Task material —
((

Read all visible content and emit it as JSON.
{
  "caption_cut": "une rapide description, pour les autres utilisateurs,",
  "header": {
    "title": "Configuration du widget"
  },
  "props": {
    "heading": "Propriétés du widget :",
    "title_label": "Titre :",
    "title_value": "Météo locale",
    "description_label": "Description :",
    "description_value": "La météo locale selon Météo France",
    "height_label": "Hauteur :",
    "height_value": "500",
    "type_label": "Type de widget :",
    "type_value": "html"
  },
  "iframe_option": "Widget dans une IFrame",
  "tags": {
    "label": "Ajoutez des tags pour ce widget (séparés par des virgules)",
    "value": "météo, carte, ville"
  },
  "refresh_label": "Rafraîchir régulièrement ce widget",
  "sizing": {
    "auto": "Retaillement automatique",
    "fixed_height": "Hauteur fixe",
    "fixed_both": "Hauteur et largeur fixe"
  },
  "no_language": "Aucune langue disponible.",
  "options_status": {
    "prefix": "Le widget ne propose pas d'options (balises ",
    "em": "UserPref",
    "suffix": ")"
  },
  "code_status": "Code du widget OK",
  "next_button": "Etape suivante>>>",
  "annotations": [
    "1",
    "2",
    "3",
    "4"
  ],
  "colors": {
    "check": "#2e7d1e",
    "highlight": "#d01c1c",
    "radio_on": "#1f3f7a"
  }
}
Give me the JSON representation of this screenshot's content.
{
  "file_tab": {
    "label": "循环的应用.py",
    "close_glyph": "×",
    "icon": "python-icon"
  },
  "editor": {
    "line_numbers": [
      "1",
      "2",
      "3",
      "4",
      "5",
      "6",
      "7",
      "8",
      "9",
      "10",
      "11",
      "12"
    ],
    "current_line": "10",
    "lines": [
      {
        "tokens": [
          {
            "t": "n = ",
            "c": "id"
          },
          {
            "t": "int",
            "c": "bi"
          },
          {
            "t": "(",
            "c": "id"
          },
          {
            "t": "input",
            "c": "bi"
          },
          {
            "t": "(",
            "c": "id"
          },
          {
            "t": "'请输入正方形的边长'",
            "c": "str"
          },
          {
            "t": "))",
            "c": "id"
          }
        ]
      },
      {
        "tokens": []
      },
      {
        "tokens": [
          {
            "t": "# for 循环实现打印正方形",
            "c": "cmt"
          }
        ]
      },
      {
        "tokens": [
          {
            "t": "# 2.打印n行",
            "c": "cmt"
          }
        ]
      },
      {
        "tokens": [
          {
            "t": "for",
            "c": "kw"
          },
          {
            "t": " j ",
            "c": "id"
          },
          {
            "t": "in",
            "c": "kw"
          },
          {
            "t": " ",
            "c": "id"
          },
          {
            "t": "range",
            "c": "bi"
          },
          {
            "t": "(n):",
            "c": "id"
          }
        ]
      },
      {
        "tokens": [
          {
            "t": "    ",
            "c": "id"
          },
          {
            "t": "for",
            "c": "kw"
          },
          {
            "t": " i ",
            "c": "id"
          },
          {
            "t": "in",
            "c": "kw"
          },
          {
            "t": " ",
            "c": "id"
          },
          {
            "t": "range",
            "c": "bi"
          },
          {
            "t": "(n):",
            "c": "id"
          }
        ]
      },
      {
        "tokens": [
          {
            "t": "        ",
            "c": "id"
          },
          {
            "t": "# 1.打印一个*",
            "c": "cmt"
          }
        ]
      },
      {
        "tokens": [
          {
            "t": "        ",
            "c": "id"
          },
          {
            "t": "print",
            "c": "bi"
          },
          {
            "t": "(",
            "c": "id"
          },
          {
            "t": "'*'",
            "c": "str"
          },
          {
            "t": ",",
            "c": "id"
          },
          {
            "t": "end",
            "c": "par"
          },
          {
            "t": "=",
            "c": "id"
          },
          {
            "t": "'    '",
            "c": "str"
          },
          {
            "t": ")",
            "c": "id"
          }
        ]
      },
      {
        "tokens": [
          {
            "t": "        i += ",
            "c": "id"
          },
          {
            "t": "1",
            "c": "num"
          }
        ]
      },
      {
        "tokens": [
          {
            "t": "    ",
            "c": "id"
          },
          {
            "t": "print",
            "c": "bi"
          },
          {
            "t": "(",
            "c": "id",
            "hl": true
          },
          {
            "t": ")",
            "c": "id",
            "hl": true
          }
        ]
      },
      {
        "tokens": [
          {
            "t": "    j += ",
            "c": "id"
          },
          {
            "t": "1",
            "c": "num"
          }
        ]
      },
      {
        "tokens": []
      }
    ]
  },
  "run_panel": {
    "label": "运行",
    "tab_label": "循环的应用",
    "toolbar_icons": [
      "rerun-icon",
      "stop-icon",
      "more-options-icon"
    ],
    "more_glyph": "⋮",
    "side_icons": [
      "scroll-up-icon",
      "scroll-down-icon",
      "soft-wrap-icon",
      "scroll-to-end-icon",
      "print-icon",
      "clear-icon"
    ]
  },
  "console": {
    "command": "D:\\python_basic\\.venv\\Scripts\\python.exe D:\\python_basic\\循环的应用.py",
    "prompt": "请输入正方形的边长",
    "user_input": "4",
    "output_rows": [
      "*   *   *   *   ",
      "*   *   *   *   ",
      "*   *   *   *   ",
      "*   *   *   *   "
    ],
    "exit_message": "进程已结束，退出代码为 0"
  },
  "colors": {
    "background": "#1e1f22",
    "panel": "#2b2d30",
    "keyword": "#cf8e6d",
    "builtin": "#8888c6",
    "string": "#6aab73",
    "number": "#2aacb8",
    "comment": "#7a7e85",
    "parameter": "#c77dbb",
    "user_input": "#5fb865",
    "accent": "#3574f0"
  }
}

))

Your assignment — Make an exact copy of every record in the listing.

Completed task —
Read all visible content and emit it as JSON.
{
  "caption_cut": "une rapide description, pour les autres utilisateurs,",
  "header": {
    "title": "Configuration du widget"
  },
  "props": {
    "heading": "Propriétés du widget :",
    "title_label": "Titre :",
    "title_value": "Météo locale",
    "description_label": "Description :",
    "description_value": "La météo locale selon Météo France",
    "height_label": "Hauteur :",
    "height_value": "500",
    "type_label": "Type de widget :",
    "type_value": "html"
  },
  "iframe_option": "Widget dans une IFrame",
  "tags": {
    "label": "Ajoutez des tags pour ce widget (séparés par des virgules)",
    "value": "météo, carte, ville"
  },
  "refresh_label": "Rafraîchir régulièrement ce widget",
  "sizing": {
    "auto": "Retaillement automatique",
    "fixed_height": "Hauteur fixe",
    "fixed_both": "Hauteur et largeur fixe"
  },
  "no_language": "Aucune langue disponible.",
  "options_status": {
    "prefix": "Le widget ne propose pas d'options (balises ",
    "em": "UserPref",
    "suffix": ")"
  },
  "code_status": "Code du widget OK",
  "next_button": "Etape suivante>>>",
  "annotations": [
    "1",
    "2",
    "3",
    "4"
  ],
  "colors": {
    "check": "#2e7d1e",
    "highlight": "#d01c1c",
    "radio_on": "#1f3f7a"
  }
}
Give me the JSON representation of this screenshot's content.
{
  "file_tab": {
    "label": "循环的应用.py",
    "close_glyph": "×",
    "icon": "python-icon"
  },
  "editor": {
    "line_numbers": [
      "1",
      "2",
      "3",
      "4",
      "5",
      "6",
      "7",
      "8",
      "9",
      "10",
      "11",
      "12"
    ],
    "current_line": "10",
    "lines": [
      {
        "tokens": [
          {
            "t": "n = ",
            "c": "id"
          },
          {
            "t": "int",
            "c": "bi"
          },
          {
            "t": "(",
            "c": "id"
          },
          {
            "t": "input",
            "c": "bi"
          },
          {
            "t": "(",
            "c": "id"
          },
          {
            "t": "'请输入正方形的边长'",
            "c": "str"
          },
          {
            "t": "))",
            "c": "id"
          }
        ]
      },
      {
        "tokens": []
      },
      {
        "tokens": [
          {
            "t": "# for 循环实现打印正方形",
            "c": "cmt"
          }
        ]
      },
      {
        "tokens": [
          {
            "t": "# 2.打印n行",
            "c": "cmt"
          }
        ]
      },
      {
        "tokens": [
          {
            "t": "for",
            "c": "kw"
          },
          {
            "t": " j ",
            "c": "id"
          },
          {
            "t": "in",
            "c": "kw"
          },
          {
            "t": " ",
            "c": "id"
          },
          {
            "t": "range",
            "c": "bi"
          },
          {
            "t": "(n):",
            "c": "id"
          }
        ]
      },
      {
        "tokens": [
          {
            "t": "    ",
            "c": "id"
          },
          {
            "t": "for",
            "c": "kw"
          },
          {
            "t": " i ",
            "c": "id"
          },
          {
            "t": "in",
            "c": "kw"
          },
          {
            "t": " ",
            "c": "id"
          },
          {
            "t": "range",
            "c": "bi"
          },
          {
            "t": "(n):",
            "c": "id"
          }
        ]
      },
      {
        "tokens": [
          {
            "t": "        ",
            "c": "id"
          },
          {
            "t": "# 1.打印一个*",
            "c": "cmt"
          }
        ]
      },
      {
        "tokens": [
          {
            "t": "        ",
            "c": "id"
          },
          {
            "t": "print",
            "c": "bi"
          },
          {
            "t": "(",
            "c": "id"
          },
          {
            "t": "'*'",
            "c": "str"
          },
          {
            "t": ",",
            "c": "id"
          },
          {
            "t": "end",
            "c": "par"
          },
          {
            "t": "=",
            "c": "id"
          },
          {
            "t": "'    '",
            "c": "str"
          },
          {
            "t": ")",
            "c": "id"
          }
        ]
      },
      {
        "tokens": [
          {
            "t": "        i += ",
            "c": "id"
          },
          {
            "t": "1",
            "c": "num"
          }
        ]
      },
      {
        "tokens": [
          {
            "t": "    ",
            "c": "id"
          },
          {
            "t": "print",
            "c": "bi"
          },
          {
            "t": "(",
            "c": "id",
            "hl": true
          },
          {
            "t": ")",
            "c": "id",
            "hl": true
          }
        ]
      },
      {
        "tokens": [
          {
            "t": "    j += ",
            "c": "id"
          },
          {
            "t": "1",
            "c": "num"
          }
        ]
      },
      {
        "tokens": []
      }
    ]
  },
  "run_panel": {
    "label": "运行",
    "tab_label": "循环的应用",
    "toolbar_icons": [
      "rerun-icon",
      "stop-icon",
      "more-options-icon"
    ],
    "more_glyph": "⋮",
    "side_icons": [
      "scroll-up-icon",
      "scroll-down-icon",
      "soft-wrap-icon",
      "scroll-to-end-icon",
      "print-icon",
      "clear-icon"
    ]
  },
  "console": {
    "command": "D:\\python_basic\\.venv\\Scripts\\python.exe D:\\python_basic\\循环的应用.py",
    "prompt": "请输入正方形的边长",
    "user_input": "4",
    "output_rows": [
      "*   *   *   *   ",
      "*   *   *   *   ",
      "*   *   *   *   ",
      "*   *   *   *   "
    ],
    "exit_message": "进程已结束，退出代码为 0"
  },
  "colors": {
    "background": "#1e1f22",
    "panel": "#2b2d30",
    "keyword": "#cf8e6d",
    "builtin": "#8888c6",
    "string": "#6aab73",
    "number": "#2aacb8",
    "comment": "#7a7e85",
    "parameter": "#c77dbb",
    "user_input": "#5fb865",
    "accent": "#3574f0"
  }
}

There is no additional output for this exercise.